The other famous example—an uncomfortable one, as it cuts across even my line of argument—is that of Franz Kafka. Famously, most of Kafka’s work was published after his death, and against his explicit written instructions to have the material burned. This is a clear case of a writer’s desires being violated, but it is also hard to disagree that the world is a better place as a result. As a writer myself, I believe authors should profit from their works during their lifetimes. They should also be free to disavow their work, should they so choose. But unpublish it? I’m not so sure. Just as with science, I have the sense that creation in this space entails a certain sacrifice to the public, and that that may be something creators should make peace with as an ethical matter. Should I have the right to unpublish my novel if it becomes uncomfortable for me in the future? Honestly, I should have the right to publicly disavow it, but not to unpublish it.

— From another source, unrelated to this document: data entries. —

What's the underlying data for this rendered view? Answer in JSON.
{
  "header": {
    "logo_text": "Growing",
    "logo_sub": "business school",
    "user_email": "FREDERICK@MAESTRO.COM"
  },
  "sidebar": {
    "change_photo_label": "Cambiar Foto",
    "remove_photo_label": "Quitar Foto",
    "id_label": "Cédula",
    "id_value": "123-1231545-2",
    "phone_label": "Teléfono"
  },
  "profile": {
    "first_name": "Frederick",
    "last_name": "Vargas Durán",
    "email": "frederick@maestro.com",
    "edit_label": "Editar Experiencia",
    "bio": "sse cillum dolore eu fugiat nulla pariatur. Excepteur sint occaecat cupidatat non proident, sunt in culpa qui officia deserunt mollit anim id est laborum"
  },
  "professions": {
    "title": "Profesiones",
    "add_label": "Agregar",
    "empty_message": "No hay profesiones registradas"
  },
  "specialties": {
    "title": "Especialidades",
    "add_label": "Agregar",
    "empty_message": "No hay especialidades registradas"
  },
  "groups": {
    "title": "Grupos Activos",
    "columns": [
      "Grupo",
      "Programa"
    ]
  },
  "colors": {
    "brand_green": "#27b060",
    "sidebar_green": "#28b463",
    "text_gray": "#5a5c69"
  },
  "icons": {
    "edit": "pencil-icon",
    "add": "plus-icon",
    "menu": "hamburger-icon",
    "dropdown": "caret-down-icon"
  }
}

There are probably some legislative fixes that may resolve some of these issues. Copyright is extended absurdly beyond the death of the creator in the United States, for instance. But, while we generally cannot rely on de jure solutions to de facto censorship, that doesn’t mean de facto censorship isn’t a real problem in its own right that we need to address as a culture. Quite the contrary: I suspect that, as producers and distributors including big tech companies become increasingly monopolistic, de facto censorship by private entities will become one of the more formidable cultural challenges of the twenty-first century.
Good post, very thoughtfully written.
In the early days of feminism, lots of things were objected to as “phallic symbols” including sky scrapers. When people realized that most such objects are the shape they are for utilitarian reasons, this claim faded away. We are now beset with claims that EVERYTHING is racist, with the Dr. Seuss stuff being the latest crazy claim. Does anyone really believe that the chinamen depicted (not totally inaccurately for the time) are racist? Causing real harm? I doubt it. It is now claimed that classical music, any older art or literature or architecture etc are all racist. There are calls to remove the portraits of the founding fathers or their names from streets and public buildings. Statues in church gardens of mary or saints are torn down, even a statue of an elk–it isn’t just civil war generals. In what sense is Mary a racist? It doesn’t even make sense.… Read more »
Absolutely! Couldn’t agree more!
Please come check out my Dr. Seuss article and blog! I’d love to hear your input!
I am a new blogger, blogging about how children deserve better then a far-leftist education.
Who needs hate speech legislation anyway, when you have Big Tech and all the other hijacked public and private institutions to do the job for you? Lest we forget: “hate speech” is wokespeak for “anything a socialist doesn’t like”. Alternatively, “hate speech” is wokespeak for “free speech”.